‘Convenience was frowned upon. Now all of us have resorted to home workouts, it’s been eye-opening to recognise you can often do the same workout from home - especially if you invest in equipment, such a kettle bells, dumbbells and resistance bands.’

Better still, Alice, 27, who has been hosting at-home workouts using little or no equipment on her Instagram, has seen an increase in exercising interest and participation from social media users, which she believes is because their confidence has been boosted by completing classes privately in their homes.

‘I understand that gyms are intimidating spaces and if you lack confidence or experience they can put you off attending at all. Creating a safe space at home is a real positive of them,’ she enthuses.

A photo posted by on

That said, if you are working out at home, it usually means you are joining classes through social media. This makes social media a necessary evil, because being connected all the time can be detrimental to your mental health. Alice could easily spend the entire day replying to direct messages and hosting workouts, and she advises following just a handful of motivational, realistic and helpful fitness influencers. This allows you to 'get your fitness fix without feeling you should always be exercising or doing more'.

Making a case for gyms, it's important to remember that humans are highly social creatures, and community in gym workouts is a top motivator for us to go. And if they are cleaner, quieter and less crowded, that’s even better! ‘I do miss seeing my clients, receptionists, the other PTs...' Alice concedes. 'What I would like to see is people continuing to build up confidence and strength via online fitness at home, and then progressing from a home to gym membership, as gyms need business and I don’t want to see them close for good.’

Hotbed of germs

For those convinced gyms are still a hotbed of germs, there are outdoor workouts. Over 70 per cent of ClassPass users say they would prefer an outdoor workout over a studio workout. Fresh air and social benefits?
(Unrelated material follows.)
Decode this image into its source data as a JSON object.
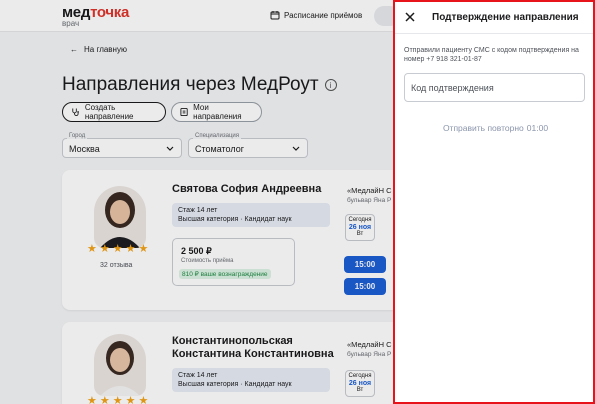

Sounds good to me.

fitness industry future

Over 70 per cent of ClassPass users say they would prefer an outdoor workout over a studio workout (Unsplash)
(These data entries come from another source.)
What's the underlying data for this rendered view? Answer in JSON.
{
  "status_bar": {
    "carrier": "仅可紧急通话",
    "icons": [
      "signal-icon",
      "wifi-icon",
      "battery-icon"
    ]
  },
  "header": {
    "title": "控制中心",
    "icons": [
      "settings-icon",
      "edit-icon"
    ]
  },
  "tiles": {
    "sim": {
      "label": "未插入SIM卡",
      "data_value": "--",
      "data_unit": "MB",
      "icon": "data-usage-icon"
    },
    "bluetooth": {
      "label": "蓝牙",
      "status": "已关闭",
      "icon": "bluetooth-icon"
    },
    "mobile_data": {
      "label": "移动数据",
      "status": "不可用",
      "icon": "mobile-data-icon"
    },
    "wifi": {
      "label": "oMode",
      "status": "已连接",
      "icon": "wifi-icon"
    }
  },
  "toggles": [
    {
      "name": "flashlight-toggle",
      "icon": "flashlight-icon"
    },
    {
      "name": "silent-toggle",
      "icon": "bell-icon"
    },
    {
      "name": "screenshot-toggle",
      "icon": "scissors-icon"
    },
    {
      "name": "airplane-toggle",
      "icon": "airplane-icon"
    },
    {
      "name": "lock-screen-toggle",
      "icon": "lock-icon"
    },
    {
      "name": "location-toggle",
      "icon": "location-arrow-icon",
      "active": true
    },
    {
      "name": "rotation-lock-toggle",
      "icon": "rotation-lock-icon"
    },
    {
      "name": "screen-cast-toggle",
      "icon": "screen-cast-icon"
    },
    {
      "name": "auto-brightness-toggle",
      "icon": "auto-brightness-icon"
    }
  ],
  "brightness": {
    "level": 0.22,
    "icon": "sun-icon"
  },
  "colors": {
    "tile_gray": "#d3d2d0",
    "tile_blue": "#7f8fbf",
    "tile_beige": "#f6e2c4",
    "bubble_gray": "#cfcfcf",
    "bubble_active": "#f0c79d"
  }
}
As I said at the start, Covid-19 has caused us to reshape in two directions: the ‘corona-stone’ or 'tone and hone'. Qualified personal trainer, Bodyweight Champion and ambassador to leading sports nutrition brand Grenade® Nathan Williams tells me how to get back on track with your fitness if exercise hasn't been your focus during lockdown.

‘You’ll likely need to accept that you’ll have lost some muscle mass but, don’t worry, not all hope is lost because muscle memory is a thing, Research in the fitness industry shows that it is easier to regain lost muscle and strength in a much shorter time than it took to initially gain it,' he explains. 'To regain your muscle strength, stretch your muscle to increase mobilisation, reduce the weight you lift, reduce repetitions for a low intensity workout and use machines rather than free weights, to help you execute the lifts with precision.'

I thought I’d be desperate to leave behind the home workouts and get back to my usual fitness regime – but I don’t. I emailed Psycle to ask if the reopening of the studios on July 27 means an end to virtual classes. They tell me they are currently working on creating a digital platform too, which I’m definitely keen to use when I can’t make a studio class.

The fitness industry has been driven by technology in recent years (from fitness trackers to sleep apps), so perhaps it is not surprising our workouts are going virtual. Maybe coronavirus just sped up the process. One thing for sure is working out at home is not a trend. It is here to stay.

Olivia – who rebranded as Liv a few years ago – is a freelance digital writer at Marie Claire UK. She recently swapped guaranteed sunshine and a tax-free salary in Dubai for London’s constant cloud and overpriced public transport. During her time in the Middle East, Olivia worked for international titles including Cosmopolitan, HELLO! and Grazia. She transitioned from celebrity weekly magazine new! in London, where she worked as the publication’s Fitness & Food editor. Unsurprisingly, she likes fitness and food, and also enjoys hoarding beauty products and recycling.